Networking equipment bellwether and Dow-30 component Cisco Systems (CSCO - Free Cisco Stock Report) has reported fiscal second-quarter (ended January 26th) results that were mostly in line with our estimates. While year-over-year revenue growth of 5% matched our expectation, non-GAAP earnings per share of $0.51 (includes a $0.01 tax benefit) came in 4% above our call, 6% higher than Wall Street's consensus estimate, and 9% above the year-earlier tally. Moreover, the company turned in a solid performance despite a still-challenging global operating environment. Nevertheless, the stock traded down modestly following the announcement.
Taking a closer look at the top-line advance, overall product sales were up 3% year over year, while the Services unit continued its stellar performance by posting 10% higher sales, thanks to its ability to save customers money on operating costs. Indeed, that unit reported an 81% increase in new customers for the quarter.
The core Switching unit logged 3% revenue growth, which was a little better than expected, with rising demand for data center switches (Nexus 2000, 5000, and 7000) offsetting so-so sales of more-traditional devices. However, management expects the segment to report flat results for the year, due partly to low visibility from Switching's most significant customer, the U.S. government. We think management's commentary will turn more positive if the employment picture improves and private enterprise becomes less cautious.
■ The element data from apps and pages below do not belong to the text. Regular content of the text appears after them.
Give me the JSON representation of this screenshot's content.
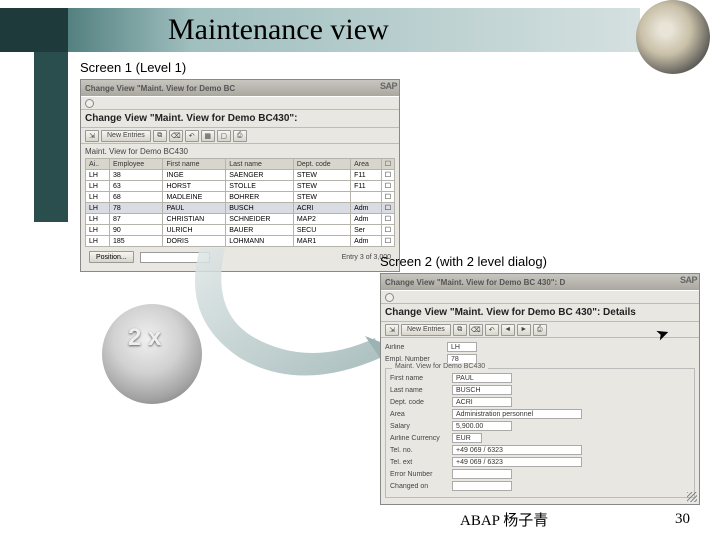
{
  "header": {
    "title": "Maintenance view"
  },
  "screen1": {
    "caption": "Screen 1 (Level 1)",
    "titlebar": "Change View \"Maint. View for Demo BC",
    "logo": "SAP",
    "bold_row": "Change View \"Maint. View for Demo BC430\":",
    "toolbar": {
      "new_entries": "New Entries"
    },
    "table_label": "Maint. View for Demo BC430",
    "columns": [
      "Ai..",
      "Employee",
      "First name",
      "Last name",
      "Dept. code",
      "Area"
    ],
    "rows": [
      {
        "ai": "LH",
        "emp": "38",
        "first": "INGE",
        "last": "SAENGER",
        "dept": "STEW",
        "area": "F11"
      },
      {
        "ai": "LH",
        "emp": "63",
        "first": "HORST",
        "last": "STOLLE",
        "dept": "STEW",
        "area": "F11"
      },
      {
        "ai": "LH",
        "emp": "68",
        "first": "MADLEINE",
        "last": "BOHRER",
        "dept": "STEW",
        "area": ""
      },
      {
        "ai": "LH",
        "emp": "78",
        "first": "PAUL",
        "last": "BUSCH",
        "dept": "ACRI",
        "area": "Adm",
        "sel": true
      },
      {
        "ai": "LH",
        "emp": "87",
        "first": "CHRISTIAN",
        "last": "SCHNEIDER",
        "dept": "MAP2",
        "area": "Adm"
      },
      {
        "ai": "LH",
        "emp": "90",
        "first": "ULRICH",
        "last": "BAUER",
        "dept": "SECU",
        "area": "Ser"
      },
      {
        "ai": "LH",
        "emp": "185",
        "first": "DORIS",
        "last": "LOHMANN",
        "dept": "MAR1",
        "area": "Adm"
      }
    ],
    "status": {
      "position": "Position...",
      "entries": "Entry 3          of 3,000"
    }
  },
  "screen2": {
    "caption": "Screen 2 (with 2 level dialog)",
    "titlebar": "Change View \"Maint. View for Demo BC 430\": D",
    "logo": "SAP",
    "bold_row": "Change View \"Maint. View for Demo BC 430\": Details",
    "toolbar": {
      "new_entries": "New Entries"
    },
    "top_fields": [
      {
        "label": "Airline",
        "value": "LH",
        "w": "w1"
      },
      {
        "label": "Empl. Number",
        "value": "78",
        "w": "w1"
      }
    ],
    "group_label": "Maint. View for Demo BC430",
    "detail_fields": [
      {
        "label": "First name",
        "value": "PAUL",
        "w": "w2"
      },
      {
        "label": "Last name",
        "value": "BUSCH",
        "w": "w2"
      },
      {
        "label": "Dept. code",
        "value": "ACRI",
        "w": "w2"
      },
      {
        "label": "Area",
        "value": "Administration personnel",
        "w": "w3"
      },
      {
        "label": "Salary",
        "value": "5,900.00",
        "w": "w2"
      },
      {
        "label": "Airline Currency",
        "value": "EUR",
        "w": "w1"
      },
      {
        "label": "Tel. no.",
        "value": "+49 069 / 6323",
        "w": "w3"
      },
      {
        "label": "Tel. ext",
        "value": "+49 069 / 6323",
        "w": "w3"
      },
      {
        "label": "Error Number",
        "value": "",
        "w": "w2"
      },
      {
        "label": "Changed on",
        "value": "",
        "w": "w2"
      }
    ]
  },
  "dblclick": {
    "label": "2 x"
  },
  "footer": {
    "credit": "ABAP 杨子青",
    "page": "30"
  }
}
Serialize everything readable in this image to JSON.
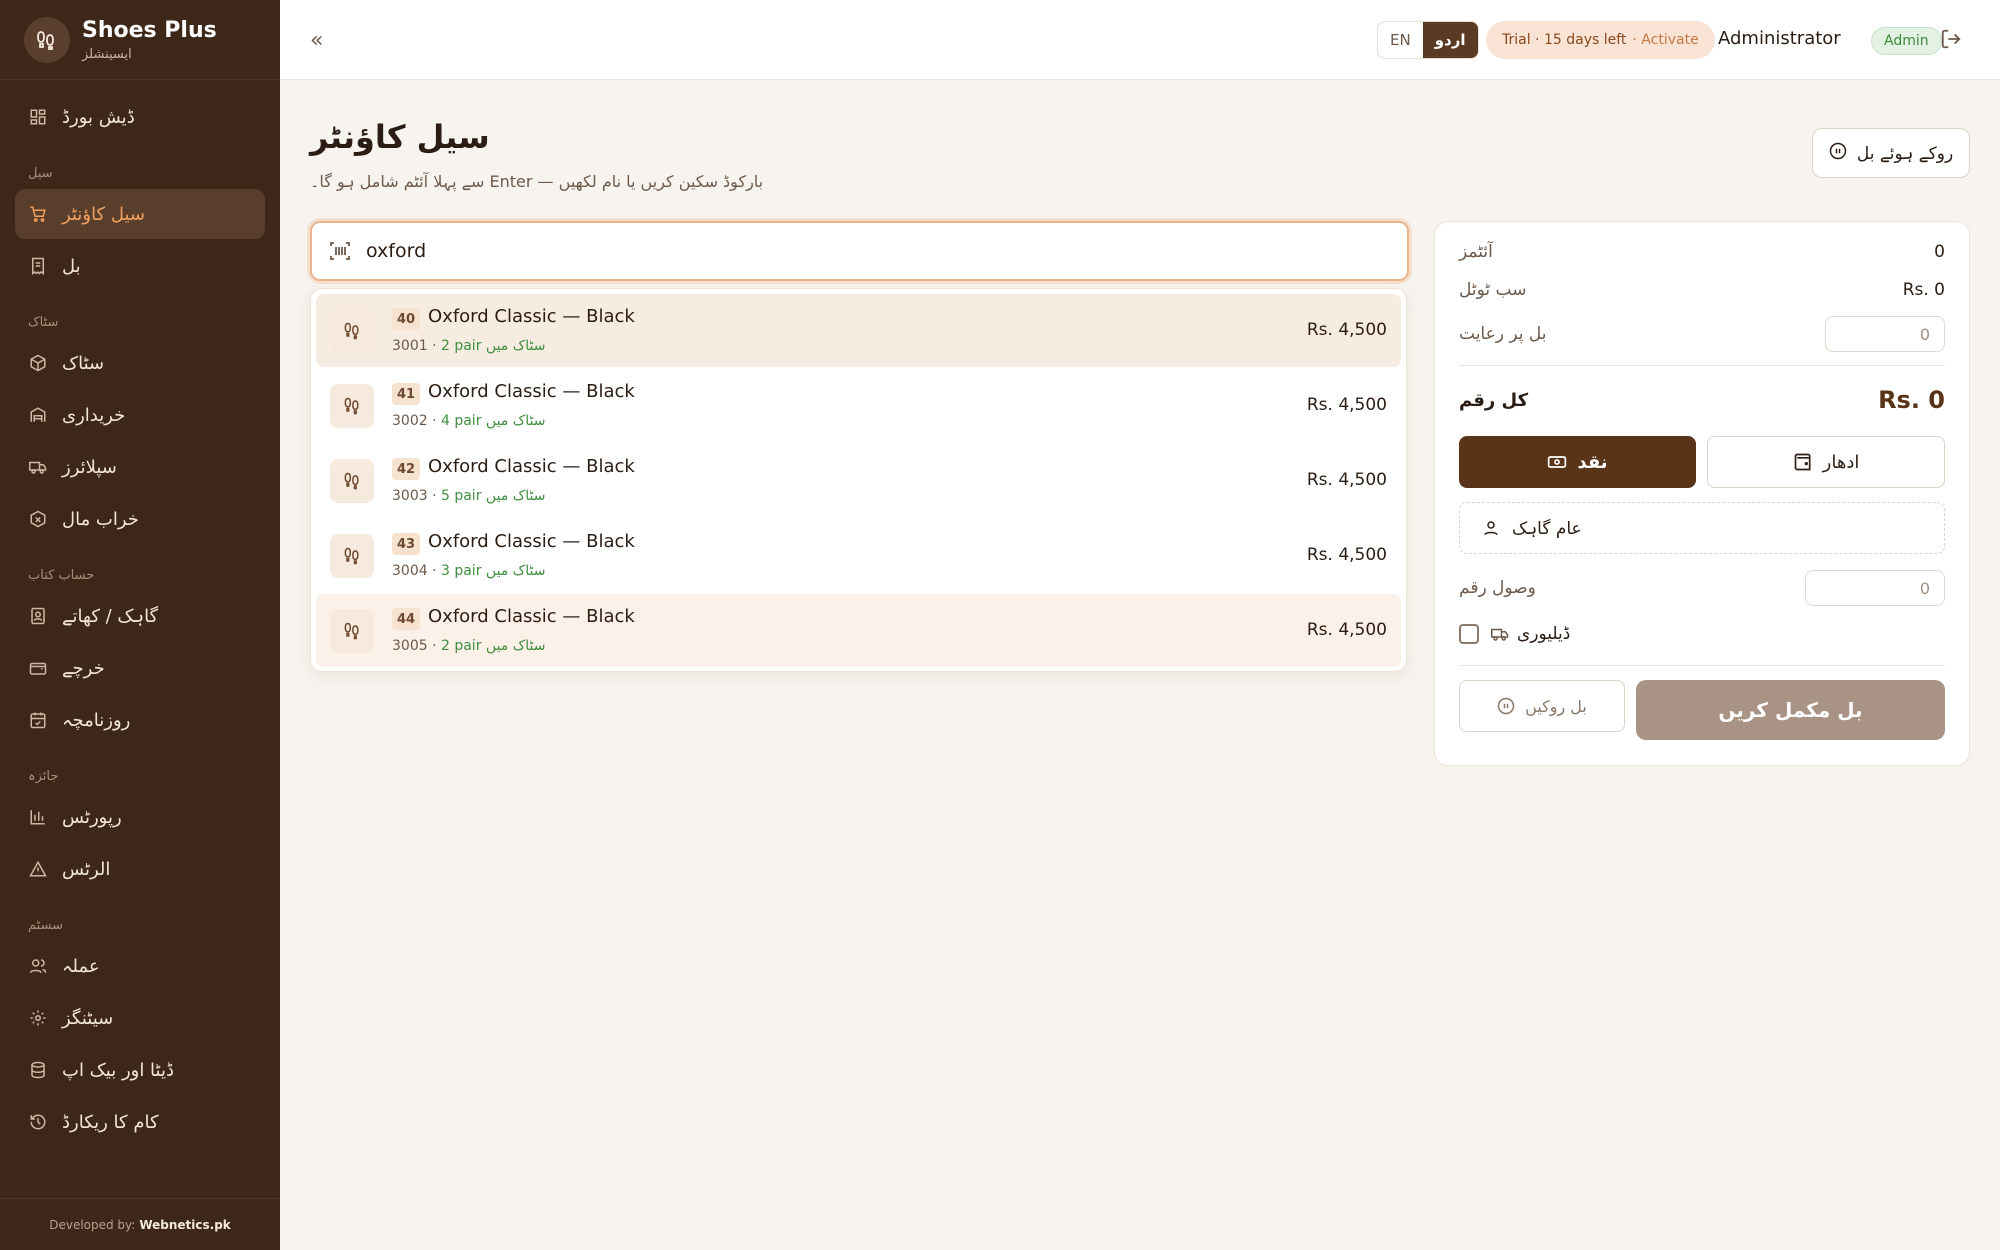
{
  "app": {
    "name": "Shoes Plus",
    "subtitle": "ایسینشلز"
  },
  "sidebar": {
    "dashboard": "ڈیش بورڈ",
    "sections": {
      "sale": "سیل",
      "stock": "سٹاک",
      "accounts": "حساب کتاب",
      "review": "جائزہ",
      "system": "سسٹم"
    },
    "items": {
      "sale_counter": "سیل کاؤنٹر",
      "bills": "بل",
      "stock": "سٹاک",
      "purchases": "خریداری",
      "suppliers": "سپلائرز",
      "damaged": "خراب مال",
      "customers": "گاہک / کھاتے",
      "expenses": "خرچے",
      "daybook": "روزنامچہ",
      "reports": "رپورٹس",
      "alerts": "الرٹس",
      "staff": "عملہ",
      "settings": "سیٹنگز",
      "backup": "ڈیٹا اور بیک اپ",
      "activity": "کام کا ریکارڈ"
    },
    "footer_prefix": "Developed by:",
    "footer_brand": "Webnetics.pk"
  },
  "topbar": {
    "lang_en": "EN",
    "lang_ur": "اردو",
    "trial_text": "Trial · 15 days left",
    "trial_action": "· Activate",
    "user_name": "Administrator",
    "role_badge": "Admin"
  },
  "page": {
    "title": "سیل کاؤنٹر",
    "subtitle": "سے پہلا آئٹم شامل ہو گا۔ Enter — بارکوڈ سکین کریں یا نام لکھیں",
    "held_bills_button": "روکے ہوئے بل"
  },
  "search": {
    "value": "oxford"
  },
  "results": [
    {
      "size": "40",
      "name": "Oxford Classic — Black",
      "code": "3001 ·",
      "stock": "2 pair سٹاک میں",
      "price": "Rs. 4,500"
    },
    {
      "size": "41",
      "name": "Oxford Classic — Black",
      "code": "3002 ·",
      "stock": "4 pair سٹاک میں",
      "price": "Rs. 4,500"
    },
    {
      "size": "42",
      "name": "Oxford Classic — Black",
      "code": "3003 ·",
      "stock": "5 pair سٹاک میں",
      "price": "Rs. 4,500"
    },
    {
      "size": "43",
      "name": "Oxford Classic — Black",
      "code": "3004 ·",
      "stock": "3 pair سٹاک میں",
      "price": "Rs. 4,500"
    },
    {
      "size": "44",
      "name": "Oxford Classic — Black",
      "code": "3005 ·",
      "stock": "2 pair سٹاک میں",
      "price": "Rs. 4,500"
    }
  ],
  "summary": {
    "items_label": "آئٹمز",
    "items_value": "0",
    "subtotal_label": "سب ٹوٹل",
    "subtotal_value": "Rs. 0",
    "discount_label": "بل پر رعایت",
    "discount_value": "0",
    "total_label": "کل رقم",
    "total_value": "Rs. 0",
    "cash_label": "نقد",
    "credit_label": "ادھار",
    "customer_label": "عام گاہک",
    "received_label": "وصول رقم",
    "received_value": "0",
    "delivery_label": "ڈیلیوری",
    "hold_label": "بل روکیں",
    "complete_label": "بل مکمل کریں"
  }
}
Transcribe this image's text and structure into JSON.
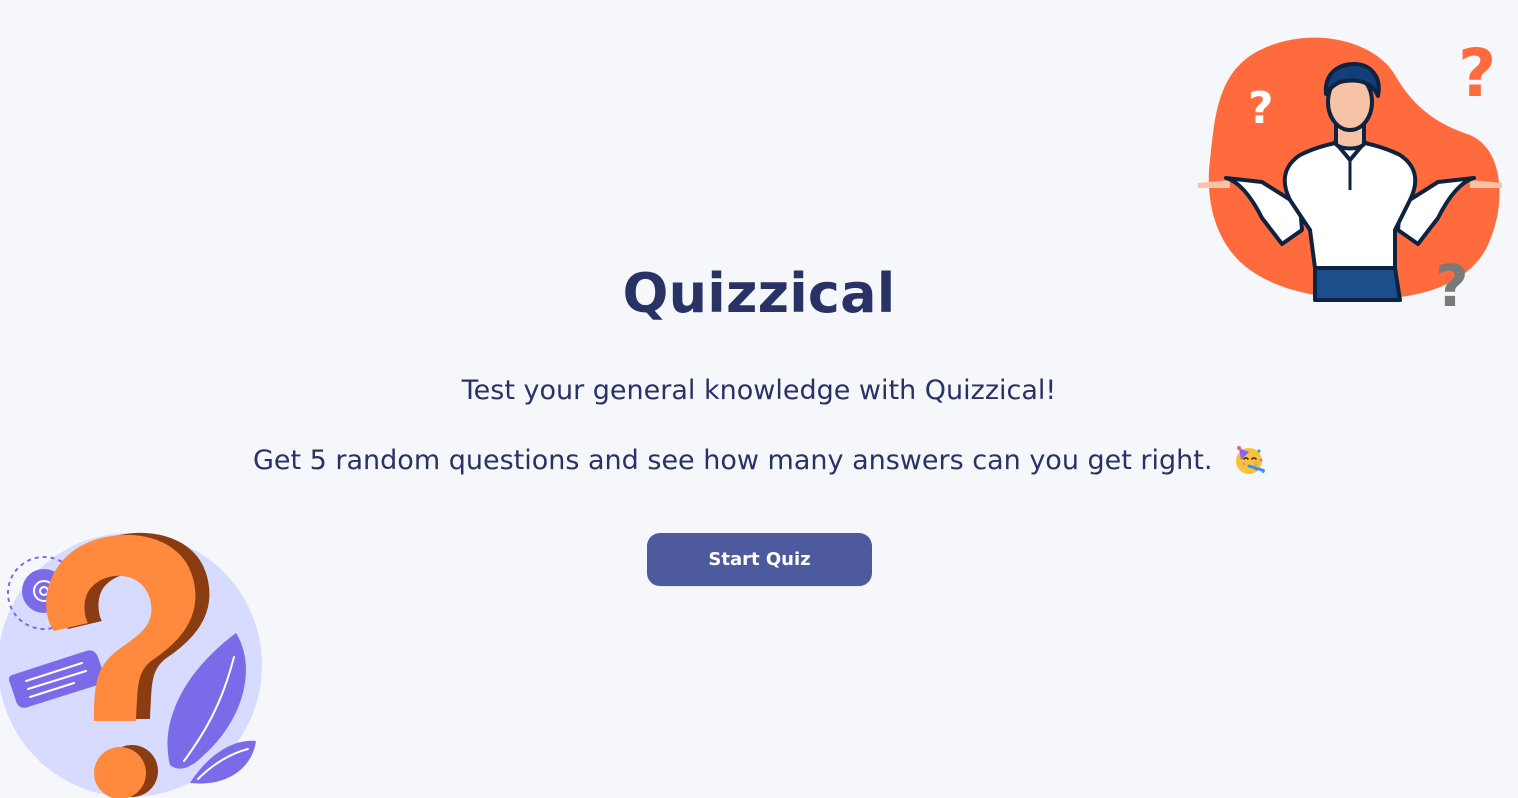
{
  "app": {
    "title": "Quizzical"
  },
  "intro": {
    "line1": "Test your general knowledge with Quizzical!",
    "line2": "Get 5 random questions and see how many answers can you get right."
  },
  "actions": {
    "start_label": "Start Quiz"
  },
  "icons": {
    "celebration": "partying-face-icon",
    "person": "confused-person-illustration",
    "question": "question-mark-illustration"
  },
  "colors": {
    "background": "#F5F7FB",
    "text": "#293264",
    "button": "#4D5B9E",
    "accent_orange": "#FF6B3D",
    "accent_purple": "#7B6BE8",
    "accent_lavender": "#D6DBFF"
  }
}
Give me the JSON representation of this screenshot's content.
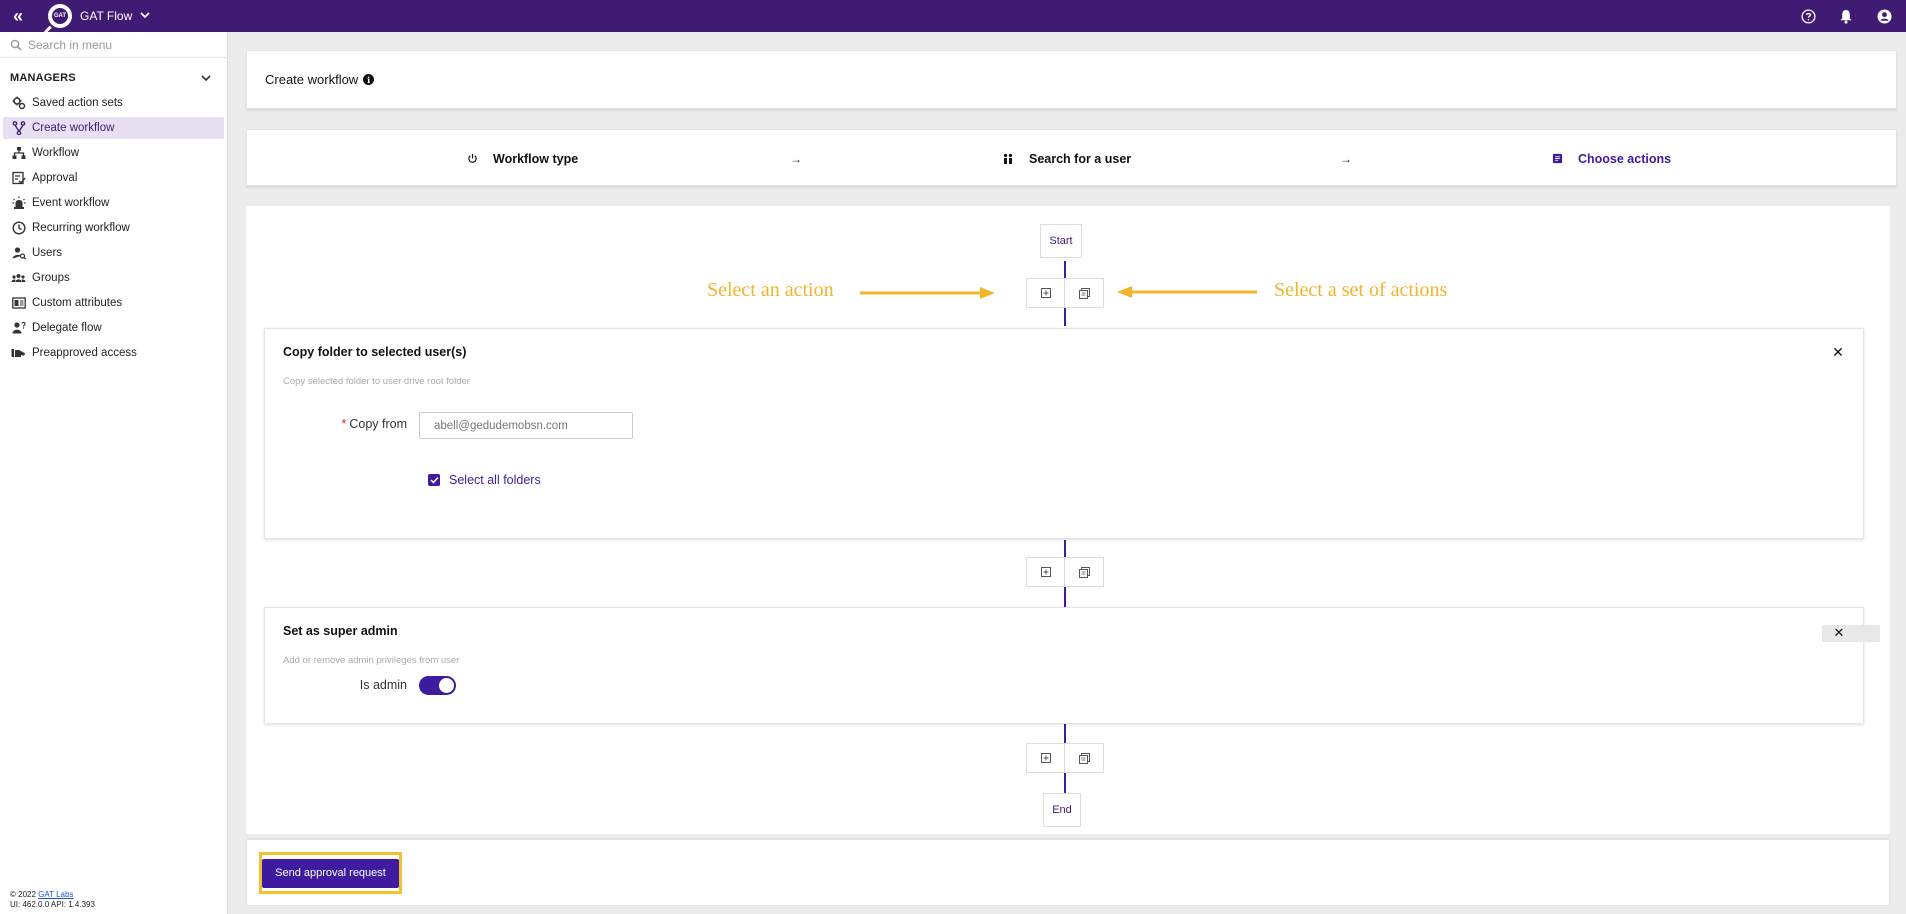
{
  "topbar": {
    "app_name": "GAT Flow",
    "logo_text": "GAT",
    "icons": [
      "collapse-sidebar-icon",
      "help-icon",
      "notifications-bell-icon",
      "account-icon"
    ]
  },
  "sidebar": {
    "search_placeholder": "Search in menu",
    "section_title": "MANAGERS",
    "items": [
      {
        "label": "Saved action sets",
        "icon": "gears-icon",
        "active": false
      },
      {
        "label": "Create workflow",
        "icon": "branch-icon",
        "active": true
      },
      {
        "label": "Workflow",
        "icon": "hierarchy-icon",
        "active": false
      },
      {
        "label": "Approval",
        "icon": "checklist-icon",
        "active": false
      },
      {
        "label": "Event workflow",
        "icon": "siren-icon",
        "active": false
      },
      {
        "label": "Recurring workflow",
        "icon": "clock-icon",
        "active": false
      },
      {
        "label": "Users",
        "icon": "user-search-icon",
        "active": false
      },
      {
        "label": "Groups",
        "icon": "group-icon",
        "active": false
      },
      {
        "label": "Custom attributes",
        "icon": "attributes-card-icon",
        "active": false
      },
      {
        "label": "Delegate flow",
        "icon": "user-question-icon",
        "active": false
      },
      {
        "label": "Preapproved access",
        "icon": "preapproved-icon",
        "active": false
      }
    ],
    "footer": {
      "copyright": "© 2022 ",
      "company_link": "GAT Labs",
      "version": "UI: 462.0.0 API: 1.4.393"
    }
  },
  "header": {
    "title": "Create workflow",
    "info_glyph": "i"
  },
  "steps": [
    {
      "label": "Workflow type",
      "icon": "power-icon",
      "active": false
    },
    {
      "label": "Search for a user",
      "icon": "users-icon",
      "active": false
    },
    {
      "label": "Choose actions",
      "icon": "actions-doc-icon",
      "active": true
    }
  ],
  "step_arrow": "→",
  "flow": {
    "start_label": "Start",
    "end_label": "End",
    "annotations": {
      "left": "Select an action",
      "right": "Select a set of actions"
    },
    "actions": [
      {
        "title": "Copy folder to selected user(s)",
        "description": "Copy selected folder to user drive root folder",
        "fields": {
          "copy_from_label": "Copy from",
          "copy_from_value": "abell@gedudemobsn.com",
          "required": true,
          "select_all_label": "Select all folders",
          "select_all_checked": true
        }
      },
      {
        "title": "Set as super admin",
        "description": "Add or remove admin privileges from user",
        "fields": {
          "is_admin_label": "Is admin",
          "is_admin_on": true
        },
        "ghost_tooltip": "Delete"
      }
    ]
  },
  "footer_actions": {
    "send_label": "Send approval request"
  },
  "colors": {
    "brand": "#3f1b73",
    "accent": "#3f1b9f",
    "annotation": "#f0b52c",
    "highlight_border": "#f0c231"
  }
}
Elsewhere, router sales fell 6% year over year, which was steeper than the 2% decline in the October quarter. The primary culprit appears to be the timing of some large deals, as well as weakness in Europe and China.
Sales at Cisco's fastest-growing segment, Wireless, were up 27%, resulting in the fifth-consecutive quarter of record top-line growth. Data center revenues expanded 65%, led by Cisco's Unified Computing System. Those products, along with the Nexus line of switches, have achieved a $3.5 billion annual run rate, or approximately 7% of our full-year 2013 revenue estimate.
Meantime, sales of collaboration products continued to dwindle, as a strong WebEx performance was more than offset by poor telepresence volumes. The weaker videoconferencing results largely stemmed from a pullback in spending by the U.S. government.
The global revenue breakdown was mixed. Asia and the Americas were up 8% and 9%, respectively. But revenues from the segment comprised of Europe, the Middle East, and Africa fell 5%. Southern Europe continues to be a drag on the latter, a trend we do not anticipate will reverse soon.
The gross margin performance was consistent with prior results, thanks to ''value engineering'' and efforts to manage the product mix. The order book was not particularly impressive at first blush, as companywide orders were flat year over year. However, Cisco did face a difficult comparison, since orders in last year's fiscal second quarter jumped 17%. Business in the Americas expanded 2%, with customer orders in the enterprise, commercial, and state and local government channels each rising at a high single-digit rate. Federal bookings dropped 5%, acting as a partial offset.
In Asia, orders increased 3%, owing to higher demand in Japan and India (up a combined 50%). Still, orders generated in China slipped 4% from the year-earlier period, which we attribute to price competition from Chinese electronics giant Huawei. Weak demand in that nation may linger for several quarters, but Cisco nevertheless reinforced its commitment to expanding market share in the region. Orders across Europe dropped 6%, a modest improvement from the prior quarter when demand declined by 10%.
Cisco also provided some color on its service provider customers. That client base is waiting to see how changes in the economic and political landscape may affect business, though the sector appears cautiously optimistic about increasing capital budgets year over year, particularly for mobile phone infrastructure. Cisco does not compete in the base station space, but has good exposure to wireless LAN, edge routers, mobile backhaul, small cells, and SP Wi-Fi.
The company expects fiscal third-quarter revenues to rise 4%-6%, gross margins to remain in the 61% to 62% range, and non-GAAP earnings per share to be in the $0.48 to $0.50 range. Our estimates are in line with Cisco's expectations. The outlook assumes solid sales to U.S. commercial and enterprise customers, stabilization in the European marketplace, and reacceleration in emerging market growth.
Overall, we think this was a solid earnings release, considering the global macroeconomic environment remains less than ideal. Cisco has positioned itself well to take advantage of growth sectors, namely mobile, video, and data centers. The stock is well suited to conservative, income-minded accounts, owing to the issue's stellar Safety rank (1: Highest), the company's rock-solid Financial Strength rating (A++), and the above-average dividend yield. Investors seeking price appreciation potential may want to wait for more evidence of improving conditions before making a commitment here.
About The Company:Cisco Systems Incorporated is a leading provider of Internet Protocol-based networking and other products for transporting data, voice, and video across geographically dispersed local-area networks, metropolitan-area networks, and wide-area networks. Devices are primarily integrated by Cisco IOS Software and include Routers, Switches, New Products, and Other. Provides services associated with these products. Foreign business accounted for 42.4% of fiscal 2012 revenues. R&D, 11.9% of revenues.
At the time of this article’s writing, the author did not have positions in any of the companies mentioned.